- _What you need to do_: A faithful copy of the data, pictures omitted, is the required answer.

Collected data

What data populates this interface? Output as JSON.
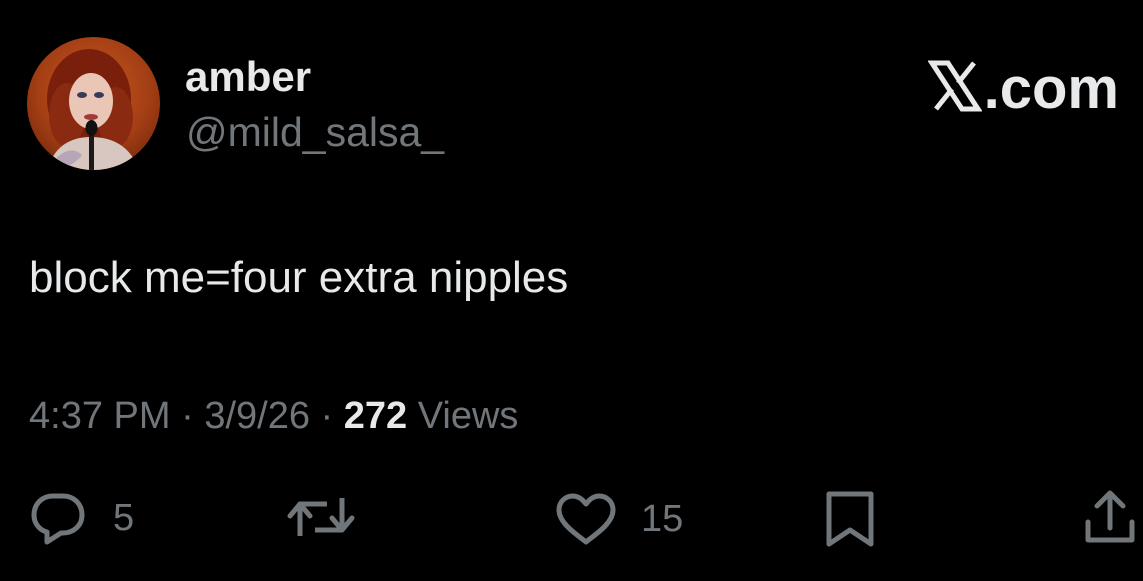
{
  "user": {
    "display_name": "amber",
    "handle": "@mild_salsa_",
    "avatar_icon": "avatar-photo"
  },
  "brand": {
    "label": ".com",
    "icon": "x-logo-icon"
  },
  "tweet": {
    "text": "block me=four extra nipples",
    "time": "4:37 PM",
    "separator1": " · ",
    "date": "3/9/26",
    "separator2": " · ",
    "views_count": "272",
    "views_label": " Views"
  },
  "actions": {
    "replies": "5",
    "likes": "15"
  },
  "colors": {
    "background": "#000000",
    "primary_text": "#e7e9ea",
    "secondary_text": "#71767b"
  }
}
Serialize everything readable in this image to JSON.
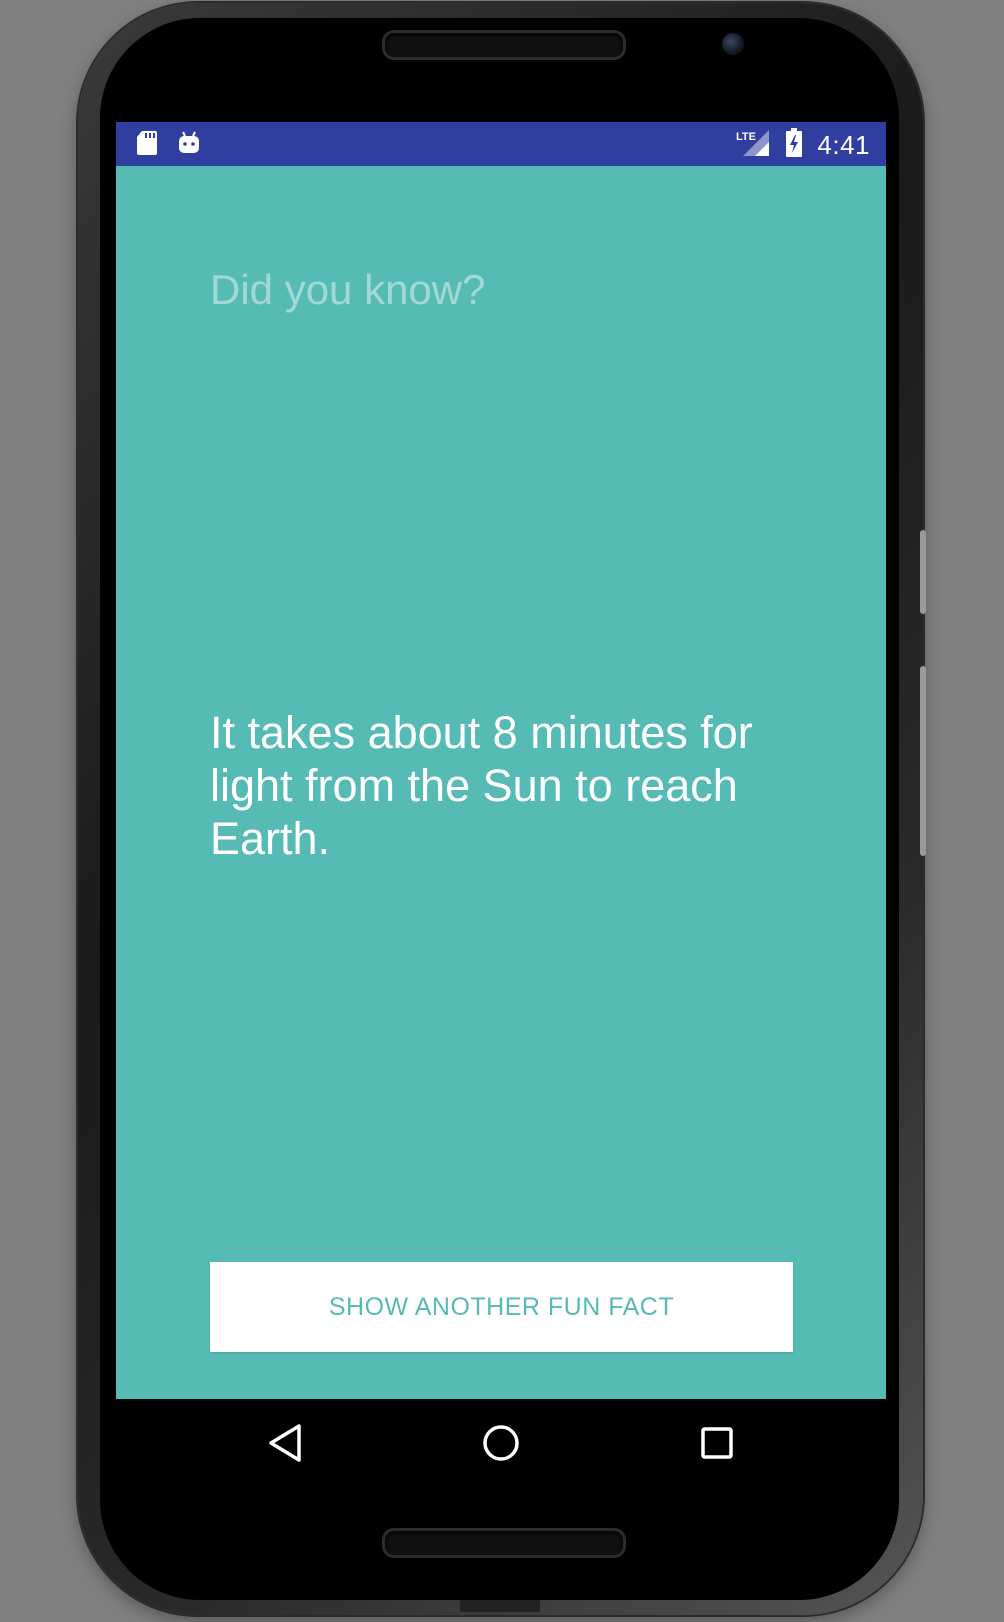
{
  "status_bar": {
    "time": "4:41",
    "network_label": "LTE",
    "notification_icons": [
      "sd-card-icon",
      "android-debug-icon"
    ],
    "system_icons": [
      "lte-signal-icon",
      "battery-charging-icon"
    ],
    "background_color": "#303f9f"
  },
  "app": {
    "background_color": "#55bbb4",
    "header_label": "Did you know?",
    "fact_text": "It takes about 8 minutes for light from the Sun to reach Earth.",
    "button_label": "SHOW ANOTHER FUN FACT",
    "button_text_color": "#55bbb4"
  },
  "nav_bar": {
    "items": [
      {
        "icon": "back-triangle-icon"
      },
      {
        "icon": "home-circle-icon"
      },
      {
        "icon": "recents-square-icon"
      }
    ]
  }
}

- _Answer section_:
What data populates this interface? Output as JSON.
{
  "user": {
    "display_name": "amber",
    "handle": "@mild_salsa_",
    "avatar_icon": "avatar-photo"
  },
  "brand": {
    "label": ".com",
    "icon": "x-logo-icon"
  },
  "tweet": {
    "text": "block me=four extra nipples",
    "time": "4:37 PM",
    "separator1": " · ",
    "date": "3/9/26",
    "separator2": " · ",
    "views_count": "272",
    "views_label": " Views"
  },
  "actions": {
    "replies": "5",
    "likes": "15"
  },
  "colors": {
    "background": "#000000",
    "primary_text": "#e7e9ea",
    "secondary_text": "#71767b"
  }
}
Serialize everything readable in this image to JSON.
{
  "status_bar": {
    "time": "4:41",
    "network_label": "LTE",
    "notification_icons": [
      "sd-card-icon",
      "android-debug-icon"
    ],
    "system_icons": [
      "lte-signal-icon",
      "battery-charging-icon"
    ],
    "background_color": "#303f9f"
  },
  "app": {
    "background_color": "#55bbb4",
    "header_label": "Did you know?",
    "fact_text": "It takes about 8 minutes for light from the Sun to reach Earth.",
    "button_label": "SHOW ANOTHER FUN FACT",
    "button_text_color": "#55bbb4"
  },
  "nav_bar": {
    "items": [
      {
        "icon": "back-triangle-icon"
      },
      {
        "icon": "home-circle-icon"
      },
      {
        "icon": "recents-square-icon"
      }
    ]
  }
}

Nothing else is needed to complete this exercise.